There's something about portraiture that makes it the only important part of photography for me.  I can photograph buildings and interiors and microchips if the pay is good.  I can shoot landscapes if there are interesting people in them.  (Who am I kidding?  Confronted with a nice, peopled landscape my first impulse is always to find a longer lens and to crop out all the useless background).  But the portrait is without a doubt the highest expression of photography and, indeed, of all the two dimensional arts.

I'm not sure why but I think it's the same reason why we are so intrigued by beauty.  We want to freeze it and understand it.  We are captured by our imaginations and by the vagaries of human mythos.  Our collective cultures are littered with stories of handsome princes, beautiful damsals, sirens, goddesses and fairies.  Anthropologist tell us that we are drawn to certain types for biological reasons.

I think it's more like a dance.  The better the partner the more thrilling the dance.  The greater the collaboration the more thrilling the portrait.  In the end we're all trying to understand beauty and our relation to it.  It's all proximate.  It's all ephemeral.  And it's the ephemeral and fleeting nature that makes capturing it on an individual basis so bitter sweet......

4 comments:

Ezequiel Mesquita said...

Wonderful toughts and images Kirk, thanks for sharing. I'm with you and Ken...still think that photography IS about beauty and history. BTW, your questioning about when our focus shifted from subject to equipment, answered my gear choice question from yesterday. And speaking of the preeminence of portraiture over other photographic fields; they say the eyes are the mirror of the soul, so..as beautifully exemplified by the diverse pictures you show us today, no other photography field goes so far in our seek for beauty and the immensity. Totally agree about the ephemeral and its bittersweet taste. We hope that capturing those fleeting moments we can do something to fix the ephemeral. Utopic, but no less beautiful and worthy...

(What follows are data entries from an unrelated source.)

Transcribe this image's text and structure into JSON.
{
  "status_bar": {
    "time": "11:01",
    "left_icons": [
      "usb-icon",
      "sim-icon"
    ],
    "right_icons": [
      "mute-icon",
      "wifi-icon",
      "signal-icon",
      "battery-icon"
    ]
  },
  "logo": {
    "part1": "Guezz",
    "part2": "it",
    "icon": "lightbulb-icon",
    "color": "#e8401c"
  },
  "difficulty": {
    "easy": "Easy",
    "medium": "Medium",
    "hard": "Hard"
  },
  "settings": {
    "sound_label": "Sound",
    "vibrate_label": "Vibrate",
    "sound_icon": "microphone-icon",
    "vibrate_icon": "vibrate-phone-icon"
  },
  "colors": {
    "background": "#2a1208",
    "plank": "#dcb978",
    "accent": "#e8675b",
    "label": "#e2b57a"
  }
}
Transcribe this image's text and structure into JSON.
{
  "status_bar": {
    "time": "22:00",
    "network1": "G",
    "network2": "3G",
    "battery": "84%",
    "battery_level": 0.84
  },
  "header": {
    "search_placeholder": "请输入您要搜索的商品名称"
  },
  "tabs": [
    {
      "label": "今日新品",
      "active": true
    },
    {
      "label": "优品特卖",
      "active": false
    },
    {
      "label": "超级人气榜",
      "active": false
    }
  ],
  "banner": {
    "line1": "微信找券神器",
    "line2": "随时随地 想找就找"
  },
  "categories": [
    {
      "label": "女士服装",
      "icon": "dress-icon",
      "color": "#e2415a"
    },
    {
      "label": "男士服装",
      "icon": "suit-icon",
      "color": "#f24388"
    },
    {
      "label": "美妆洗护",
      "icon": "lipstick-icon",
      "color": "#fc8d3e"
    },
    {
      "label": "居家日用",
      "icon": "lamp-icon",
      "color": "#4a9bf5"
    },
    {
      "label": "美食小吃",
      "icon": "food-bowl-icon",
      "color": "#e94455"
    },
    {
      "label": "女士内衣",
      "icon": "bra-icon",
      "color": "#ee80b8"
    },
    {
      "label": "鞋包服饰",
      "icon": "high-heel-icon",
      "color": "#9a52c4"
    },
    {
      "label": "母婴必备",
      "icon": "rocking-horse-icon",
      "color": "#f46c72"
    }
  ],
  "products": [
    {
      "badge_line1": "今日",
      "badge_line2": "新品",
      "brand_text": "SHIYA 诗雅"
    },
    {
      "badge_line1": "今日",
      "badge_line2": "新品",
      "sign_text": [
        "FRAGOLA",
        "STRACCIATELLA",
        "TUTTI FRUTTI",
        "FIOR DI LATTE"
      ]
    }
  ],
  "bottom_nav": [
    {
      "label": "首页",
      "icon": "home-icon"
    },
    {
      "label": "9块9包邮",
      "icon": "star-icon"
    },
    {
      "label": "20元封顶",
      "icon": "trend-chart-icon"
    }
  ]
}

Devesh said...

I too have been intrigued by the magic of the portrait, and agree with your previous post that's it's about the connection.

To that I would add *presence.* That is what I look for: the subject actually being there, myself actually being there, and the tangible feeling of that aliveness between us. When that is happening it's undeniable and it shows in the result.

I have, in fact, made this one of the main focuses of my work and certainly it is the most satisfying...

Gingerbaker said...

Ahem.

Please note:

There is now at least one officially-registered doubt that portraiture is the "highest expression of photography and, indeed, of all the two dimensional arts".

Thank you,

The Management

;D

kirk tuck said...

Gingerbaker, would you care to expound?